Between 2000 and 2007, the net interest margin on the major banks’ Australian operations had narrowed by about 100 basis points (Graph 5). This was driven by competition, and was made possible by sizeable reductions in banks’ operating costs over that period, which allowed banks to continue operating profitably despite falling margins.
As I mentioned, early in the financial crisis, the banks’ net interest margin was squeezed further, as the cost of funds rose sharply and banks did not fully pass this on to interest rates on loans. Over the past year or so, however, margins have widened again, and they are now about 20 basis points above pre-crisis levels.
This recent widening in the net interest margin has been largely due to wider margins on banks’ business lending. The margin on variable housing loans is much the same today as it was at the start of the crisis; it had fallen until recently and the increase in home loan interest rates in December restored it to around its pre-crisis level.
Margins on business loans, however, are now substantially higher than they were immediately before the crisis. This comes after a prolonged period when margins on business loans had narrowed.
Margins on business loans tend to vary over the economic cycle, reflecting changes in perceptions of risk by banks. During periods of a strong economy, banks tend to cut their margins as they see business loans as being less risky. In contrast, when the economic and business outlook is uncertain and loan losses are rising, as has been the case over the past couple of years, banks see loans as being more risky and margins widen.
With the economy and business climate now improving, the economic justification for wider margins on loans is becoming less compelling, so it would be reasonable to assume that, in a competitive banking sector, we should see margins level out soon. Over the past couple of months, there have been some signs that this is starting to occur.
What Does This Mean for Monetary Policy?
As I have noted, over the past couple of years, the interest rates that matter in the economy – the rates on housing and business loans and the rates on deposits and debt securities – have all risen relative to the cash rate (Graph 6). The Reserve Bank has taken these changing relativities into account in its monetary policy decisions.
One of the implications of doing so, however, is that it has altered the relativity of the cash rate compared with its historical ranges.

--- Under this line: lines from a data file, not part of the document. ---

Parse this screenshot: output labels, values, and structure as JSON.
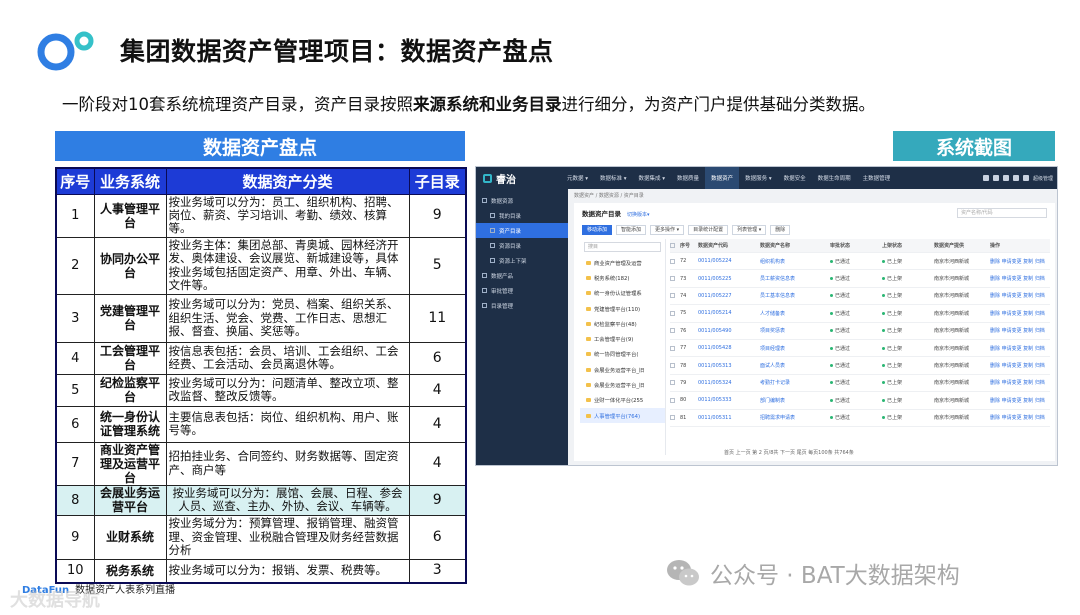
{
  "header": {
    "title": "集团数据资产管理项目：数据资产盘点",
    "subtitle_pre": "一阶段对10套系统梳理资产目录，资产目录按照",
    "subtitle_bold": "来源系统和业务目录",
    "subtitle_post": "进行细分，为资产门户提供基础分类数据。"
  },
  "left_banner": "数据资产盘点",
  "right_banner": "系统截图",
  "table": {
    "headers": [
      "序号",
      "业务系统",
      "数据资产分类",
      "子目录"
    ],
    "rows": [
      {
        "no": "1",
        "system": "人事管理平台",
        "category": "按业务域可以分为：员工、组织机构、招聘、岗位、薪资、学习培训、考勤、绩效、核算等。",
        "sub": "9"
      },
      {
        "no": "2",
        "system": "协同办公平台",
        "category": "按业务主体：集团总部、青奥城、园林经济开发、奥体建设、会议展览、新城建设等，具体按业务域包括固定资产、用章、外出、车辆、文件等。",
        "sub": "5"
      },
      {
        "no": "3",
        "system": "党建管理平台",
        "category": "按业务域可以分为：党员、档案、组织关系、组织生活、党会、党费、工作日志、思想汇报、督查、换届、奖惩等。",
        "sub": "11"
      },
      {
        "no": "4",
        "system": "工会管理平台",
        "category": "按信息表包括：会员、培训、工会组织、工会经费、工会活动、会员离退休等。",
        "sub": "6"
      },
      {
        "no": "5",
        "system": "纪检监察平台",
        "category": "按业务域可以分为：问题清单、整改立项、整改监督、整改反馈等。",
        "sub": "4"
      },
      {
        "no": "6",
        "system": "统一身份认证管理系统",
        "category": "主要信息表包括：岗位、组织机构、用户、账号等。",
        "sub": "4"
      },
      {
        "no": "7",
        "system": "商业资产管理及运营平台",
        "category": "招拍挂业务、合同签约、财务数据等、固定资产、商户等",
        "sub": "4"
      },
      {
        "no": "8",
        "system": "会展业务运营平台",
        "category": "按业务域可以分为：展馆、会展、日程、参会人员、巡查、主办、外协、会议、车辆等。",
        "sub": "9"
      },
      {
        "no": "9",
        "system": "业财系统",
        "category": "按业务域分为：预算管理、报销管理、融资管理、资金管理、业税融合管理及财务经营数据分析",
        "sub": "6"
      },
      {
        "no": "10",
        "system": "税务系统",
        "category": "按业务域可以分为：报销、发票、税费等。",
        "sub": "3"
      }
    ]
  },
  "source": {
    "brand": "DataFun",
    "text": "数据资产人表系列直播"
  },
  "watermark_left": "大数据导航",
  "watermark": "公众号 · BAT大数据架构",
  "screenshot": {
    "app_name": "睿治",
    "nav": [
      "元数据 ▾",
      "数据标准 ▾",
      "数据集成 ▾",
      "数据质量",
      "数据资产",
      "数据服务 ▾",
      "数据安全",
      "数据生命周期",
      "主数据管理"
    ],
    "nav_active": "数据资产",
    "user": "超级管理",
    "side": [
      {
        "label": "数据资源",
        "level": "top",
        "active": false
      },
      {
        "label": "我的目录",
        "level": "sub",
        "active": false
      },
      {
        "label": "资产目录",
        "level": "sub",
        "active": true
      },
      {
        "label": "资源目录",
        "level": "sub",
        "active": false
      },
      {
        "label": "资源上下架",
        "level": "sub",
        "active": false
      },
      {
        "label": "数据产品",
        "level": "top",
        "active": false
      },
      {
        "label": "审批管理",
        "level": "top",
        "active": false
      },
      {
        "label": "目录管理",
        "level": "top",
        "active": false
      }
    ],
    "breadcrumb": "数据资产 / 数据资源 / 资产目录",
    "panel_title": "数据资产目录",
    "panel_switch": "切换版本▾",
    "search_placeholder": "资产名称/代码",
    "actions": [
      "移动添加",
      "智能添加",
      "更多操作 ▾",
      "目录统计配置",
      "列表管理 ▾",
      "删除"
    ],
    "tree_search": "搜目",
    "tree": [
      {
        "label": "商业资产管理及运营",
        "active": false
      },
      {
        "label": "税务系统(182)",
        "active": false
      },
      {
        "label": "统一身份认证管理系",
        "active": false
      },
      {
        "label": "党建管理平台(110)",
        "active": false
      },
      {
        "label": "纪检监察平台(48)",
        "active": false
      },
      {
        "label": "工会管理平台(9)",
        "active": false
      },
      {
        "label": "统一协同管理平台(",
        "active": false
      },
      {
        "label": "会展业务运营平台_旧",
        "active": false
      },
      {
        "label": "会展业务运营平台_旧",
        "active": false
      },
      {
        "label": "业财一体化平台(255",
        "active": false
      },
      {
        "label": "人事管理平台(764)",
        "active": true
      }
    ],
    "grid_headers": [
      "序号",
      "数据资产代码",
      "数据资产名称",
      "审批状态",
      "上架状态",
      "数据资产提供",
      "操作"
    ],
    "grid_rows": [
      {
        "no": "72",
        "code": "0011/005224",
        "name": "组织机构表",
        "audit": "已通过",
        "shelf": "已上架",
        "src": "南京市河西新城",
        "op": "删除 申请变更 复制 归档"
      },
      {
        "no": "73",
        "code": "0011/005225",
        "name": "员工薪资信息表",
        "audit": "已通过",
        "shelf": "已上架",
        "src": "南京市河西新城",
        "op": "删除 申请变更 复制 归档"
      },
      {
        "no": "74",
        "code": "0011/005227",
        "name": "员工基本信息表",
        "audit": "已通过",
        "shelf": "已上架",
        "src": "南京市河西新城",
        "op": "删除 申请变更 复制 归档"
      },
      {
        "no": "75",
        "code": "0011/005214",
        "name": "人才储备表",
        "audit": "已通过",
        "shelf": "已上架",
        "src": "南京市河西新城",
        "op": "删除 申请变更 复制 归档"
      },
      {
        "no": "76",
        "code": "0011/005490",
        "name": "项目奖惩表",
        "audit": "已通过",
        "shelf": "已上架",
        "src": "南京市河西新城",
        "op": "删除 申请变更 复制 归档"
      },
      {
        "no": "77",
        "code": "0011/005428",
        "name": "项目经理表",
        "audit": "已通过",
        "shelf": "已上架",
        "src": "南京市河西新城",
        "op": "删除 申请变更 复制 归档"
      },
      {
        "no": "78",
        "code": "0011/005313",
        "name": "面试人员表",
        "audit": "已通过",
        "shelf": "已上架",
        "src": "南京市河西新城",
        "op": "删除 申请变更 复制 归档"
      },
      {
        "no": "79",
        "code": "0011/005324",
        "name": "考勤打卡记录",
        "audit": "已通过",
        "shelf": "已上架",
        "src": "南京市河西新城",
        "op": "删除 申请变更 复制 归档"
      },
      {
        "no": "80",
        "code": "0011/005333",
        "name": "部门编制表",
        "audit": "已通过",
        "shelf": "已上架",
        "src": "南京市河西新城",
        "op": "删除 申请变更 复制 归档"
      },
      {
        "no": "81",
        "code": "0011/005311",
        "name": "招聘需求申请表",
        "audit": "已通过",
        "shelf": "已上架",
        "src": "南京市河西新城",
        "op": "删除 申请变更 复制 归档"
      }
    ],
    "pager": "首页 上一页 第 2 页/8共 下一页 尾页 每页100条 共764条"
  }
}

I want to end with a few words on this, and what it means for the interpretation of monetary policy settings.
As you know, the cash rate is currently 3.75 per cent. This is still 50 basis points below the previous cyclical low of 4.25 per cent in 2001. On the surface this might suggest that the cash rate is still unusually low. However, with other interest rates in the economy having risen by at least 100 basis points relative to the cash rate over the past couple of years, they are now above their previous cyclical lows.
Another way to think about this is that the current level of deposit rates, housing loan rates and business loan rates would have been consistent, before the crisis, with a cash rate of at least 4.75 per cent.
Taking these considerations into account, it would be reasonable to conclude that the overall stance of monetary policy is now back in the normal range, though in the expansionary segment of that range.
The appropriateness of this will be monitored by the Reserve Bank over the months ahead in the light of the data becoming available on economic activity and inflation.
- I would like to thank Michael Davies, Anna Brown and Tegan Hanrick, who undertook the research for this talk.
- The figures for deposit shares in the table are higher than the figures quoted earlier in this talk because of definitional differences. To allow international comparisons, the figures for deposits in the table include CDs and are for the banking group, and hence include overseas as well as domestic operations. The denominator used to measure total funding is on-balance sheet liabilities (excluding derivatives) rather than total funding including equity and securitisation.